## Dataset

┄┄┄┄┄┄┄┄┄┄

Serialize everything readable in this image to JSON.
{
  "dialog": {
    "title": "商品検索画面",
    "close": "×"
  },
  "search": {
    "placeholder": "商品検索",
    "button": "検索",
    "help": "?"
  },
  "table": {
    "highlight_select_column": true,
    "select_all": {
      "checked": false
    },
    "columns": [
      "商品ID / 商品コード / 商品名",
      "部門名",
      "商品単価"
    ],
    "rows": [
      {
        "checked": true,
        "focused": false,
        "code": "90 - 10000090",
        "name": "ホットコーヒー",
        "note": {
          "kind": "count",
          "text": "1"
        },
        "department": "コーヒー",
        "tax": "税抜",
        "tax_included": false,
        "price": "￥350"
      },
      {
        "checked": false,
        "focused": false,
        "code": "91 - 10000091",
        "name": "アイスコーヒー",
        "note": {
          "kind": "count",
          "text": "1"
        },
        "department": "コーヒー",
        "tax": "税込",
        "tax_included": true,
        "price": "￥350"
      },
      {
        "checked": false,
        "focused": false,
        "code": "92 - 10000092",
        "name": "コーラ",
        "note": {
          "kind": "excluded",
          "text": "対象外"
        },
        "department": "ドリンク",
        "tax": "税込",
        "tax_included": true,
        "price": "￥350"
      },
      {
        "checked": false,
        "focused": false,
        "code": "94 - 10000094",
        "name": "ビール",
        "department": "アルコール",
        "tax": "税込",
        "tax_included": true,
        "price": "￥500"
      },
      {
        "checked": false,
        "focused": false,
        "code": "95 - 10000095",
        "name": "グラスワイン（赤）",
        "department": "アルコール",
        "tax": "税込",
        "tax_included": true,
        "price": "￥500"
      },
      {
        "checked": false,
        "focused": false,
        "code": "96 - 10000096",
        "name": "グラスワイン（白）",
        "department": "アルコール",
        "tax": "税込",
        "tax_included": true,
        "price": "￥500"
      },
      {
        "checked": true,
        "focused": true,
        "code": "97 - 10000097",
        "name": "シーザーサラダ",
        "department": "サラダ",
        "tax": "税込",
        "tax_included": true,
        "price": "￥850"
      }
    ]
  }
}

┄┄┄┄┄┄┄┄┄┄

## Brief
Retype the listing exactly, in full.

## Answer section
Serialize everything readable in this image to JSON.
{
  "dialog": {
    "title": "商品検索画面",
    "close": "×"
  },
  "search": {
    "placeholder": "商品検索",
    "button": "検索",
    "help": "?"
  },
  "table": {
    "highlight_select_column": true,
    "select_all": {
      "checked": false
    },
    "columns": [
      "商品ID / 商品コード / 商品名",
      "部門名",
      "商品単価"
    ],
    "rows": [
      {
        "checked": true,
        "focused": false,
        "code": "90 - 10000090",
        "name": "ホットコーヒー",
        "note": {
          "kind": "count",
          "text": "1"
        },
        "department": "コーヒー",
        "tax": "税抜",
        "tax_included": false,
        "price": "￥350"
      },
      {
        "checked": false,
        "focused": false,
        "code": "91 - 10000091",
        "name": "アイスコーヒー",
        "note": {
          "kind": "count",
          "text": "1"
        },
        "department": "コーヒー",
        "tax": "税込",
        "tax_included": true,
        "price": "￥350"
      },
      {
        "checked": false,
        "focused": false,
        "code": "92 - 10000092",
        "name": "コーラ",
        "note": {
          "kind": "excluded",
          "text": "対象外"
        },
        "department": "ドリンク",
        "tax": "税込",
        "tax_included": true,
        "price": "￥350"
      },
      {
        "checked": false,
        "focused": false,
        "code": "94 - 10000094",
        "name": "ビール",
        "department": "アルコール",
        "tax": "税込",
        "tax_included": true,
        "price": "￥500"
      },
      {
        "checked": false,
        "focused": false,
        "code": "95 - 10000095",
        "name": "グラスワイン（赤）",
        "department": "アルコール",
        "tax": "税込",
        "tax_included": true,
        "price": "￥500"
      },
      {
        "checked": false,
        "focused": false,
        "code": "96 - 10000096",
        "name": "グラスワイン（白）",
        "department": "アルコール",
        "tax": "税込",
        "tax_included": true,
        "price": "￥500"
      },
      {
        "checked": true,
        "focused": true,
        "code": "97 - 10000097",
        "name": "シーザーサラダ",
        "department": "サラダ",
        "tax": "税込",
        "tax_included": true,
        "price": "￥850"
      }
    ]
  }
}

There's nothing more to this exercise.